Data records for software interfaces
[Start of Attachment]

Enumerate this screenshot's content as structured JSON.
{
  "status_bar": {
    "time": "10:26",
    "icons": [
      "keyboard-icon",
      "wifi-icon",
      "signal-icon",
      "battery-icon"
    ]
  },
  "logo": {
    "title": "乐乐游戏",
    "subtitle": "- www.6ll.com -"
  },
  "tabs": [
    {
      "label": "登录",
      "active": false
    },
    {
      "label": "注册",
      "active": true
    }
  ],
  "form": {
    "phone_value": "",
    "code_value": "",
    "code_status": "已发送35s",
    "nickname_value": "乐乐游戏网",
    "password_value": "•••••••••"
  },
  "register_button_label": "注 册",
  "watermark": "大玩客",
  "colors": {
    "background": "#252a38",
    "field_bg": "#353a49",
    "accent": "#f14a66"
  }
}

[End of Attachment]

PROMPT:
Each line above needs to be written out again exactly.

ANSWER AREA:
Enumerate this screenshot's content as structured JSON.
{
  "status_bar": {
    "time": "10:26",
    "icons": [
      "keyboard-icon",
      "wifi-icon",
      "signal-icon",
      "battery-icon"
    ]
  },
  "logo": {
    "title": "乐乐游戏",
    "subtitle": "- www.6ll.com -"
  },
  "tabs": [
    {
      "label": "登录",
      "active": false
    },
    {
      "label": "注册",
      "active": true
    }
  ],
  "form": {
    "phone_value": "",
    "code_value": "",
    "code_status": "已发送35s",
    "nickname_value": "乐乐游戏网",
    "password_value": "•••••••••"
  },
  "register_button_label": "注 册",
  "watermark": "大玩客",
  "colors": {
    "background": "#252a38",
    "field_bg": "#353a49",
    "accent": "#f14a66"
  }
}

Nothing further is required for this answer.